Mexico, Brazil and Colombia reported the highest number of wildlife seizures over the past decade, TRAFFIC, an international NGO that monitors the global wildlife trade,revealed last week.

The organization identified 84 city airports across Latin America which criminals often exploited for wildlife trafficking, with shipments often destined to Europe, North America and Asia.

Mexico’s capital district, Tijuana, and the Brazilian cities of São Paulo, Belem, Manaus ranked among the most common routes traffickers used to illegally transport wildlife, constituting 38% of all the seizures in the region between 2010 and 2020.

During that period, regional authorities reportedly conducted more than 280 seizures linked to 53 countries globally. However, the figure is likely far from representing the scale of wildlife air trafficking in Latin America and the Caribbean since records don’t reflect successful smuggling events and governments don’t consistently collect or report these incidents.

The report recorded a total of 65 unique species of wildlife trafficked through the region via air transport. Birds, especially finches, topped the regional list as the most trafficked animal by air, accounting for 45% of the seizures of checked baggage.

Nearly all of them were smuggled live in cabin luggage and transported to Brazil, Netherlands, and the United States, where the demand for songbirds makes wildlife trafficking a profitable business.

Contrary to birds, criminals disproportionately used air freight for trafficking fish and reptile species due to their ability to withstand cramped conditions, the report says.

Totoaba fish bladders, often used in traditional medicine, and sea cucumbers, considered in many countries as a luxury food item, prevailed among the most trafficked marine species.

Lizards, snakes and turtles are also amongst the most demanded animals on the illicit market.

Live animals were more likely to be shipped in checked baggage than within air freight, the report claims.

Some countries, including Brazil, recorded high levels of intracountry trafficking, while others reported trafficking patterns suggesting the shipments were mostly sent to international destinations.

Although the wildlife trafficking in the region consistently grew until 2019, when it saw a slight decrease, consequences of illicit trade have been dire for the region’s animal population, with data-driven NGO C4ADS alerting that the regional wildlife size dropped 94% between 1970 and 2020.

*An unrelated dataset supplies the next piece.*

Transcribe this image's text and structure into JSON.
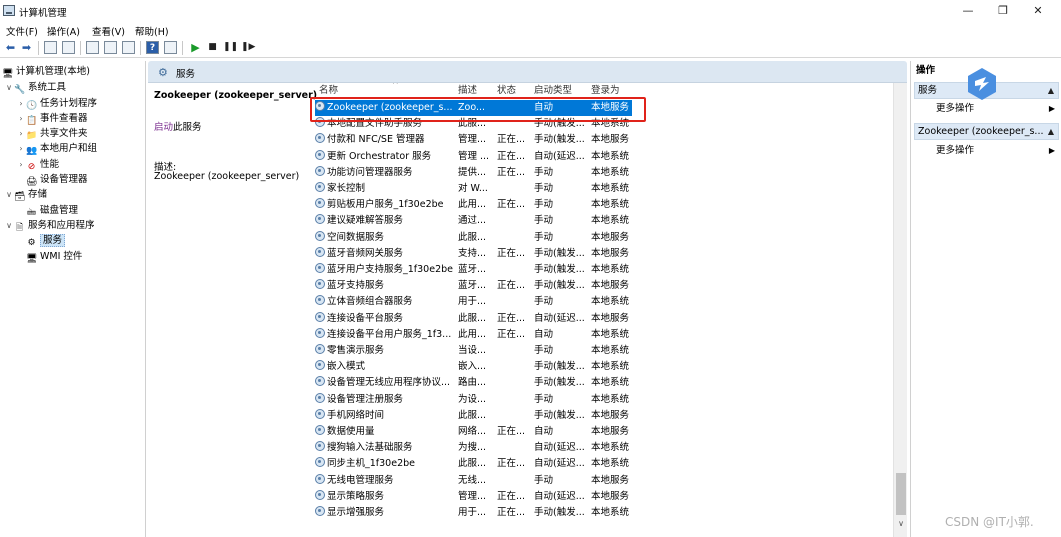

“Increasing wildlife trafficking will continue to degrade this essential environment,” the NGO warned, referring to the region’s vast biodiversity.